Pakse, situated along the famed Mekong, is also a premier cruising locale and the gateway to Vat Phou and Bolaven Plateau, the coffee capital, which makes a trip to Xe Pian all the more worthwhile.
Yemeni slice of peace: Far from the fighting and unrest in Yemen and Somalia is the desert island of Socotra out in the Indian Ocean. Despite being surrounded by water, the climate at Socotra is surprisingly arid, giving rise to more than 800 species of rare, odd-looking vegetation that dot the limestone and mountainous landscape. From trees with bulbous trunks to the mushroom-like Dragon’s Blood Tree that oozes red sap when cut, about a third of the island’s flora and fauna can only be found in Socotra. Inhabited by mostly indigenous tribes, the island lacks luxurious tourist facilities, but offers breath-taking landscapes like those out of sci-fi movies plus a slew of outdoor activities such as surfing, wildlife watching, fishing, scuba diving and camel rides. For those concerned about entering Yemen, which is often the main point of entry to the island, it is possible to fly direct to Socotra from Sharjah International Airport in the United Arab Emirates.
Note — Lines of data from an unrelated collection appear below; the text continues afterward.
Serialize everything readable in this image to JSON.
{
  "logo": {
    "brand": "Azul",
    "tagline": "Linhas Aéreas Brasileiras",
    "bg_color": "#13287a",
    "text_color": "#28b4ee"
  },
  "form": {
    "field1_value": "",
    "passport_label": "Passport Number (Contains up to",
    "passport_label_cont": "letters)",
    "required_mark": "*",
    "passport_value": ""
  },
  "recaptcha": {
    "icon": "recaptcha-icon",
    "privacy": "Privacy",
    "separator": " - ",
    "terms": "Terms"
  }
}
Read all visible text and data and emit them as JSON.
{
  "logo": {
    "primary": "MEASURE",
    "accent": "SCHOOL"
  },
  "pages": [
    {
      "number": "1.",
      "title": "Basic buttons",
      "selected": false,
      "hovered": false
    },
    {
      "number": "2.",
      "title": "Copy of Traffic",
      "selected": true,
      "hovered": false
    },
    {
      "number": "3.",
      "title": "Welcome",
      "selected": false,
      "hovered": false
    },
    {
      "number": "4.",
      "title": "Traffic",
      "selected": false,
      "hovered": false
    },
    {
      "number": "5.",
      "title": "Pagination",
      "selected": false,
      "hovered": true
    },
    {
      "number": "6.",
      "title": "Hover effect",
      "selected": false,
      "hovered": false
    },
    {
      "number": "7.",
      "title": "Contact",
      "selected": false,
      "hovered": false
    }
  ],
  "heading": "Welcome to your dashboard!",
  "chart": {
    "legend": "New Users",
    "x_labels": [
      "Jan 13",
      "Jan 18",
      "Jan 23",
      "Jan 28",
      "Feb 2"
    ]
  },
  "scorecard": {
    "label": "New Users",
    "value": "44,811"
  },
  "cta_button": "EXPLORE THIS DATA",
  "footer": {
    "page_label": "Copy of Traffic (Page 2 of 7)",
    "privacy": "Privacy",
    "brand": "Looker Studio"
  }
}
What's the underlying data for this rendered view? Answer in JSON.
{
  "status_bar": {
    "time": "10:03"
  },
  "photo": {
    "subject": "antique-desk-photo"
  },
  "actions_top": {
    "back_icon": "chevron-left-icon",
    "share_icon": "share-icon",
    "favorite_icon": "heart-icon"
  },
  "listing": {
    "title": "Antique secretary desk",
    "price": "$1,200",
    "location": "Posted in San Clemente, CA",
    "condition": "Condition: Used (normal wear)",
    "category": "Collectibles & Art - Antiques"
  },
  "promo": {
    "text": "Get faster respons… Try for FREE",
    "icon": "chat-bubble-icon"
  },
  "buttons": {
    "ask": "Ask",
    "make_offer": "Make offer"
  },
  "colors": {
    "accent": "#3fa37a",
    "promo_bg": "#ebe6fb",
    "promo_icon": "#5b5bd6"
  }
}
Zermatt, Switzerland: Picture this: a car-free village, where Matterhorn peak looms large and white behind you, puncturing the vivid-blue Alpine sky. The sun glimmers on the powdery slopes and as you sit at a table on a balmy terrace, skiers swoosh and glide up and down on this iconic mountain, so popular that you can see it portrayed on everything from postcards to souvenirs. In Zermatt, everything is defined by altitude, by the vertical. The enormity of it all makes travellers speechless in the face of nature’s grandness, and, oh, what a feat is it to stand on the roof of the world! Surely, British climber Edward Whymper shared the same thought and leap of heart in 1865, when he reached the peak of Matterhorn together with his rope team. Today, that epochal triumph is still deeply engrained in Zermatt’s collective memory and basically the entire village’s history is cemented based on the event. This year, one-and-a-half centuries later, the village pays homage to the first ascent and celebrates with a series of festivities — and much glitz and glamour — which will keep both skiers and gourmands entertained.